Assistant Professor, Department of Veterinary and Biomedical Sciences

Kevin Lang

Contact Info

[email protected]

Office Phone 612-624-9267

Office Address:
205 Veterinary Science Building

Mailing Address:
1971 Commonwealth Avenue
Saint Paul, MN 55108

Postdoctoral Fellow, Houra Merrikh's Lab, Vanderbilt University

PhD, College of Veterinary Medicine, University of Minnesota, Saint Paul, MN

B.S. Microbiology, University of Minnesota, Saint Paul, MN

Summary

The Lang Lab is focused on understanding how core biological processes, such as DNA replication, transcription, and translation, are affected during host-pathogen interactions. We use a multi-disciplinary approach including genetics, biochemistry, cell biology, proteomics, and genomics to answer fundamental questions about the biology of living cells.

Expertise

Host-pathogen interactions, bacteriology, DNA replication, DNA repair

Awards & Recognition

Richard Armstrong Faculty Transition Award                    2021
Department of Biochemistry
Vanderbilt University

NIH F32 Ruth L. Kirschstein Postdoctoral Fellowship      2019-2020
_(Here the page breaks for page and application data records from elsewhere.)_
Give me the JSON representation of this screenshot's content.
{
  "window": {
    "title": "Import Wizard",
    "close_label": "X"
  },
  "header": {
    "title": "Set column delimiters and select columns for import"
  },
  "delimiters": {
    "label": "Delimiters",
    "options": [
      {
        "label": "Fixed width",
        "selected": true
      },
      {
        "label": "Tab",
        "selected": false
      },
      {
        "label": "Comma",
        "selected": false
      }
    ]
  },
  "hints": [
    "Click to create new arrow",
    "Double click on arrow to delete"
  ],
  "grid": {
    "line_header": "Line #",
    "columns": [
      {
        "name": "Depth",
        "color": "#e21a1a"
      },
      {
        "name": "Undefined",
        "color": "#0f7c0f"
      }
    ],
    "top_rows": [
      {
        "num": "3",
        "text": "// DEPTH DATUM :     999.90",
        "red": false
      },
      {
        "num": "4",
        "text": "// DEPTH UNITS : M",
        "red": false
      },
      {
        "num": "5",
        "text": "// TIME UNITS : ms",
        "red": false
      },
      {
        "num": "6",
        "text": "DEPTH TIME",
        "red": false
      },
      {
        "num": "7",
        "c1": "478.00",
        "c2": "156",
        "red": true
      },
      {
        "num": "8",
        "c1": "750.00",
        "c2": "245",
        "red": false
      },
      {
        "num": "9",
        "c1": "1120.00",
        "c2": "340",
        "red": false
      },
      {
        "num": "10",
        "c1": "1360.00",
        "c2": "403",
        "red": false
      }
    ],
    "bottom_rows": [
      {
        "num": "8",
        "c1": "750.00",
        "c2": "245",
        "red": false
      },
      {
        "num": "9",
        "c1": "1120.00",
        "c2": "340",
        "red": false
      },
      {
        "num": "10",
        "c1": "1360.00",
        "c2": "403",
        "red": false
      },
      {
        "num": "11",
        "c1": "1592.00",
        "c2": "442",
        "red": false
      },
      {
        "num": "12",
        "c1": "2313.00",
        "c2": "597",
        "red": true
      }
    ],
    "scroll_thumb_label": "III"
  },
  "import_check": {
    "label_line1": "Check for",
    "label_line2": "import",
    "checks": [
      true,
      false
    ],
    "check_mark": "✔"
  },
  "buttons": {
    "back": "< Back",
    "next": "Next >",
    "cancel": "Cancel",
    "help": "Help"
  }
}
NIH T32 Bacterial Pathogenesis Training Grant                2018

USDA AFRI NIFA Fellowship                                                  2013-2015

Research
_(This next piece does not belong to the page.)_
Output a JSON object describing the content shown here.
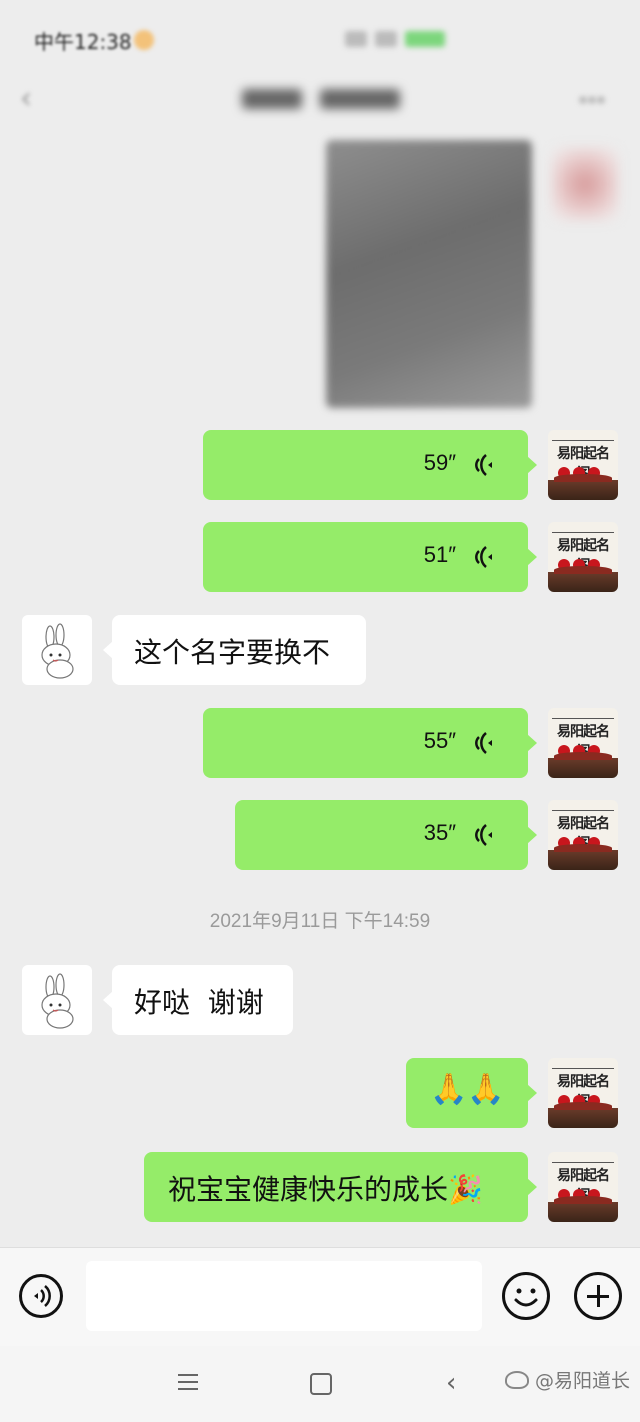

Publications

For a complete list of publications, please visit Google Scholar

Kevin S. Lang and H. Merrikh. (2021) Topological stress is responsible for the detrimental outcomes of head-on replication-transcription conflicts. Cell Reports 34(9), 108797.

D. Ma, Z. Wang, C.N. Merrikh, Kevin S. Lang, P. Lu, X. Li, H. Merrikh, Z. Rao, and W. Xu. (2018) Crystal structure of a membrane-bound O-acyltransferase. Nature 562(7726):286-290

Kevin S. Lang and H. Merrikh. (2018) The clash of macromolecular titans: replication-transcription conflicts in bacteria. Annual reviews Microbiology 72: 71-88.

Kevin S. Lang*, A.N. Hall*, C.N. Merrikh, M. Ragheb H. Tabakh, A.J. Pollack, J.J. Woodward, J.E. Dreifus and H. Merrikh. (2017) Replication-transcription conflicts generate R-loops that orchestrate bacterial stress survival and pathogenesis. Cell 170(4): 787-799.e18. *Equal contribution. F1000 recommended.